Once the supercell storm is matured, meaning that precipitation is reaching the ground, a few things start to take place. First, , as the precipitation begins to fall to the surface, the momentum of the falling rain drops begin to cause the air from higher up in the storm updraft to accelerate downward along with the rain. As this rain reaches the earths surface bringing down the air from aloft, a baroclonic boundary is formed, known by storm chasers and scientists as downdraft. You may even start to see lightning in the storm, too.
Supercell thunderstorms have two types of downdrafts without any sort of gap in between them. Rear-Flank Downdraft (RFD), located at the rear or western side of a supercell, and Forward-Flank Downdraft (FFD), usually north and north east of the mesocyclone updraft. They are part of the same descending air but the names are derived from their location relative to the storm updraft. This falling/sinking air is thought to have a significant role in tornadogenesis. In most cases, the FFD now causes the rotating storm to ingest cooler and drier air. In turn, as this inflow air is ingested into the base of the rotating updraft, the ambient temperature(s) are cooled to the dew point. This is often when the “wall cloud” becomes visible.
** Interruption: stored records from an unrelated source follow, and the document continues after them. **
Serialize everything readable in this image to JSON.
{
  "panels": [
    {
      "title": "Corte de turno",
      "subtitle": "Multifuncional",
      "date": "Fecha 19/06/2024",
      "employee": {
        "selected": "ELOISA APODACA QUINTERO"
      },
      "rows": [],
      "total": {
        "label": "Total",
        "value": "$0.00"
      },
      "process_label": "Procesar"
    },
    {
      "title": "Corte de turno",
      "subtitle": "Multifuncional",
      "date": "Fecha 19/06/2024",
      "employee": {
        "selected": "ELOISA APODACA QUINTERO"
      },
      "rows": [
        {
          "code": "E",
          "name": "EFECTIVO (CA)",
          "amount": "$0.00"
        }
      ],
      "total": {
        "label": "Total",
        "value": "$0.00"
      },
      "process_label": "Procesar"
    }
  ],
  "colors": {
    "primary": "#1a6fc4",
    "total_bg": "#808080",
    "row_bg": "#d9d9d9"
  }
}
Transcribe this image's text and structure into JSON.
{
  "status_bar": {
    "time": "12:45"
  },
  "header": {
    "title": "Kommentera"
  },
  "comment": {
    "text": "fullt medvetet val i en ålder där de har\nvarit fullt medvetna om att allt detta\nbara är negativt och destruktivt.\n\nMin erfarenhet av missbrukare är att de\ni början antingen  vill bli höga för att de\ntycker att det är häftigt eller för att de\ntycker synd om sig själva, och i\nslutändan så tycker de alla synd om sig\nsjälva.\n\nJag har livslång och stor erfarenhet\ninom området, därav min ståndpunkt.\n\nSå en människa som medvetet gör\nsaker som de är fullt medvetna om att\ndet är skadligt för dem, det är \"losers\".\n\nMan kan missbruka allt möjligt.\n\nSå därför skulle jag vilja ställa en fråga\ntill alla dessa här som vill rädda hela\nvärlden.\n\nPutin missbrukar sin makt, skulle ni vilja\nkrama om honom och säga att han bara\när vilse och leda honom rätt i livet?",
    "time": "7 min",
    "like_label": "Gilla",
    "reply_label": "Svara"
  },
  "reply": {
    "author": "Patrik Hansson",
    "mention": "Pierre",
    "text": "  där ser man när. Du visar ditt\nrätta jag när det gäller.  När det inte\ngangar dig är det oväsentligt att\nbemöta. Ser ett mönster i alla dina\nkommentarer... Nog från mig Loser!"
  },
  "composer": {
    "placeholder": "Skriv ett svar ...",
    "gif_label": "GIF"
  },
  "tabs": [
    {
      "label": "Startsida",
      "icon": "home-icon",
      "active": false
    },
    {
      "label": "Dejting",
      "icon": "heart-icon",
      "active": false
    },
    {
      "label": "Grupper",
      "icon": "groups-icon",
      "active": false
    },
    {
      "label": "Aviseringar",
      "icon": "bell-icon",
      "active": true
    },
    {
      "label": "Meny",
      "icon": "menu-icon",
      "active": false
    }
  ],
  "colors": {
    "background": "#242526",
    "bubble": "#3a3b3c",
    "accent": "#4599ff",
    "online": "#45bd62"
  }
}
How can you find a mesocyclone? Typically, the best detection of mesocyclone formation is Doppler radar that shows wind velocities within a thunderstorm.
Storm Relative Velocity with highlighted mesocyclones.
Now the stage is set for tornadogenesis. Keep in mind that fewer than 20% of all supercells actually develop tornadoes so just because you can find a mesocyclone on radar or you see a wall cloud while you are out spotting or chasing, does not mean that you will actually see a tornado.
If all conditions are achieved and no outside disturbances occur, a tornado can likely develop from the above conditions. The actual process of tornadogenesis is still, for the most part, unknown. However, what we do know at this point in time is that a supercell feature known as rear-flank downdraft (RFD) has a lot to do with tornado formation than previously thought.